Student dormitory residents and the Institute's Student Support Division provide an inside look at dorm life and offer advice for prospective residents, including what to expect and how to apply.
I want to do things differently from other people and live creatively -- Alexis André Fifteen years ago, a young man from France left his hometown and came to Tokyo Tech. At our school, he overcame difficulties and obtained his doctoral degree through the Tokyo Tech graduate program. Today, he has started to provide the world with a series of results from unique research that is a blend of art and computer science.
EON postdoctoral fellow Jennifer Hoyal Cuthill's work looking at fossil records of the Ediacaran to shed light on the evolution of early life in the early Earth's environment.
Postdoctoral Researcher Tetsuya Kotani, Associate Professor Hitoshi Nakatogawa, Honorary Professor Yoshinori Ohsumi and colleagues at Tokyo Tech have analyzed the Atg protein1 Atg2, whose function had been completely unknown, and have discovered that Atg2 tethers the pre-autophagosomal membrane to the endoplasmic reticulum during autophagosome formation.

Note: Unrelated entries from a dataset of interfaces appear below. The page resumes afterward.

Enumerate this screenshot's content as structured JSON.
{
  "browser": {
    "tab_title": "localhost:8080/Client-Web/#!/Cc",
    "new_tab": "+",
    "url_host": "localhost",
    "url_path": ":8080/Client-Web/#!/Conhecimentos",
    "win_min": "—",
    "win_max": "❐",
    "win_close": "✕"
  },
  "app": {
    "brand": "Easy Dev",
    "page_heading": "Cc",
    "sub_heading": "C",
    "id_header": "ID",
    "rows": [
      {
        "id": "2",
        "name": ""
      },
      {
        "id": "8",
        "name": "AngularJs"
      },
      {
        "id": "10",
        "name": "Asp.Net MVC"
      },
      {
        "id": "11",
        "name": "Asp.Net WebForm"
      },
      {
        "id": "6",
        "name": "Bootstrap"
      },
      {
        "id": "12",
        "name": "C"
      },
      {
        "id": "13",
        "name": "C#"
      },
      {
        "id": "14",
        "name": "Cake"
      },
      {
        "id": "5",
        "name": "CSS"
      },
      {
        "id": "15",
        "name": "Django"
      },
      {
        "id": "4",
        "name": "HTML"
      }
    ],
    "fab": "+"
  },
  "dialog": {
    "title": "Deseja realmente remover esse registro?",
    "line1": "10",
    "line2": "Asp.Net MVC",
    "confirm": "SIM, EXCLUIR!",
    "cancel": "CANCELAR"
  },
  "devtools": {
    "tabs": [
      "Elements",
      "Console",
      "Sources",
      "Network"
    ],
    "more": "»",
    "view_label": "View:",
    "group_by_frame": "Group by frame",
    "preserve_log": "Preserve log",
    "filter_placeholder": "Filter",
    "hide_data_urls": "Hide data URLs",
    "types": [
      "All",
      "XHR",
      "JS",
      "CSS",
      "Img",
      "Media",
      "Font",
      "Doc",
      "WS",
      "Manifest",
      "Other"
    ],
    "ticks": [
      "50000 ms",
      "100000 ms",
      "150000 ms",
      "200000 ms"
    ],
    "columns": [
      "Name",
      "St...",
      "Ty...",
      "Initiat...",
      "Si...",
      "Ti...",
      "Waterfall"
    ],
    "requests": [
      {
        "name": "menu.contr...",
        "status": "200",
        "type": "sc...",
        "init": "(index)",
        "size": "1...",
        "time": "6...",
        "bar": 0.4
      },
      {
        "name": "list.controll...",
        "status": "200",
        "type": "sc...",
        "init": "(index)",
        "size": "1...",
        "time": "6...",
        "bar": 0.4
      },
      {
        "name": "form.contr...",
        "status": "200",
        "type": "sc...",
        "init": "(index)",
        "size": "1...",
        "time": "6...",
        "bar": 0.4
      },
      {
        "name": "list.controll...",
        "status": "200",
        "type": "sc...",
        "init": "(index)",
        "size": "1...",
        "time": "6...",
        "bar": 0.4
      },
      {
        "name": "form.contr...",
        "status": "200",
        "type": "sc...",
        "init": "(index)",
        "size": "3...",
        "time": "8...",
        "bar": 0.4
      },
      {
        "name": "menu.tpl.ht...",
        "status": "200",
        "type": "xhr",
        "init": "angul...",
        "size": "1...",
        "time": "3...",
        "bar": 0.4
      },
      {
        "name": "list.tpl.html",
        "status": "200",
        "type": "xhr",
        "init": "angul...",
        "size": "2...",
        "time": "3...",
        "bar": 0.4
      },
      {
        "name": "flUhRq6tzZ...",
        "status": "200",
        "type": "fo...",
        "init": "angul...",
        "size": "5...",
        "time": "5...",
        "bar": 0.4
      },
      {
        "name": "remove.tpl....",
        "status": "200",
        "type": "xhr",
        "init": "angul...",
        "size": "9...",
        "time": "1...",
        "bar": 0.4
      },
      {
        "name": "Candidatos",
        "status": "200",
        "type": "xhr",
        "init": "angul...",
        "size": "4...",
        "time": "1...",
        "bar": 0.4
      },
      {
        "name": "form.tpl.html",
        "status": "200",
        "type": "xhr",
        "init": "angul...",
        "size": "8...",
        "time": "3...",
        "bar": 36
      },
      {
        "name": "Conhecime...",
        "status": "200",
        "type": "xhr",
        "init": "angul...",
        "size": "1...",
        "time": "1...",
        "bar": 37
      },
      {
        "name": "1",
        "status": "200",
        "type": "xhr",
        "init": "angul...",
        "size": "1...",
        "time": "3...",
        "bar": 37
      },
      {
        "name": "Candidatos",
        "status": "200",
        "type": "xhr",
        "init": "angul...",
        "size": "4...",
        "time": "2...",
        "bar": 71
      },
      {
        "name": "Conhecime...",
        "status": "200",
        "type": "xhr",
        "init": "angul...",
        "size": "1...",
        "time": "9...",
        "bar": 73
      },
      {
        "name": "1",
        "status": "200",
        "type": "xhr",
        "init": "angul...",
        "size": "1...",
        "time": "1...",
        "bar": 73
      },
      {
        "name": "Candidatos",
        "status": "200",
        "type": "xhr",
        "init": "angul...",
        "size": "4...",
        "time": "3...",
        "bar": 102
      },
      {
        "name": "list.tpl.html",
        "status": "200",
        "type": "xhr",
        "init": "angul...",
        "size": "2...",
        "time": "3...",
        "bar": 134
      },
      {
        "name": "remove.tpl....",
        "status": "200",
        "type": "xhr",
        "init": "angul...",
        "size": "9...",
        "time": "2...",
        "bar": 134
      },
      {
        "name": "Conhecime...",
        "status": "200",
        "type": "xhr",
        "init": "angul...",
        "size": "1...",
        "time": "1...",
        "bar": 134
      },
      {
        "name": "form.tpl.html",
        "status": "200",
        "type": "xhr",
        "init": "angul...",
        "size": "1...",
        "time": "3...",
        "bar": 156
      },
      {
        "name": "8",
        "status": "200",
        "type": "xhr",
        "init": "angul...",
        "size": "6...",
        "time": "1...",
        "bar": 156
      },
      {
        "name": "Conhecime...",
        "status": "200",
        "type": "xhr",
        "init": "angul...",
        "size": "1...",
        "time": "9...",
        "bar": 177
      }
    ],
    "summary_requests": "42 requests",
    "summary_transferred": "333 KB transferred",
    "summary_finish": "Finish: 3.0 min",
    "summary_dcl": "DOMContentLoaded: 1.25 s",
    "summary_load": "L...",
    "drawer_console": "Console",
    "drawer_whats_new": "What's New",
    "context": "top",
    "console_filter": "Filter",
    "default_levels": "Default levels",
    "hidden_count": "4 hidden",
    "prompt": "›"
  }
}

Scientists at Tokyo Tech, RIKEN and Tohoku University have developed a silicone polymer chain that can self-assemble into a 3D periodic structure. They achieved this by using their recently reported self-assembling triptycene molecules to modify the ends of the polymer chains.
Scientists at Tokyo Tech have discovered a gene that appears to play a vital role in pheromone sensing. The gene is conserved across fish and mammals and over 400 million years of vertebrate evolution, indicating that the pheromone sensing system is much more ancient than previously believed. This discovery opens new avenues of research into the origin, evolution, and function of pheromone signaling.
Researchers in Japan have found a way to create innovative materials by blending metals with precision control. Their approach, based on a concept called atom hybridization, opens up an unexplored area of chemistry that could lead to the development of advanced functional materials.
Scientists at Tokyo Tech have designed a novel photoluminescent material that is cheap to fabricate, does not use toxic starting materials, and is very stable, enhancing our understanding of the quantic nature of photoluminescence.